## Task directions:
Output each record below exactly as it stands, leaving out the pictures.
*** Opening of Input material ***
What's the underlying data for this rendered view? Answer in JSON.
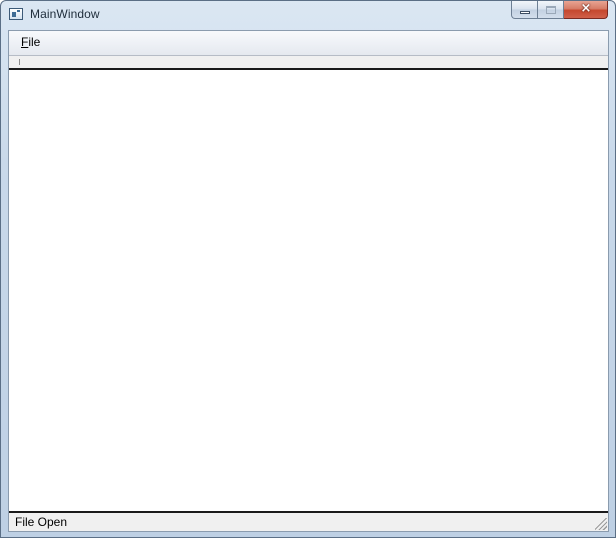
{
  "window": {
    "title": "MainWindow",
    "icon": "app-window-icon",
    "controls": {
      "minimize": "minimize-icon",
      "maximize": "maximize-icon",
      "close": "×"
    }
  },
  "menubar": {
    "items": [
      {
        "accel": "F",
        "rest": "ile"
      }
    ]
  },
  "statusbar": {
    "text": "File Open"
  },
  "colors": {
    "close_button": "#c5472e",
    "content_background": "#ffffff",
    "separator": "#1a1a1a"
  }
}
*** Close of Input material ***
## Task result:
What's the underlying data for this rendered view? Answer in JSON.
{
  "window": {
    "title": "MainWindow",
    "icon": "app-window-icon",
    "controls": {
      "minimize": "minimize-icon",
      "maximize": "maximize-icon",
      "close": "×"
    }
  },
  "menubar": {
    "items": [
      {
        "accel": "F",
        "rest": "ile"
      }
    ]
  },
  "statusbar": {
    "text": "File Open"
  },
  "colors": {
    "close_button": "#c5472e",
    "content_background": "#ffffff",
    "separator": "#1a1a1a"
  }
}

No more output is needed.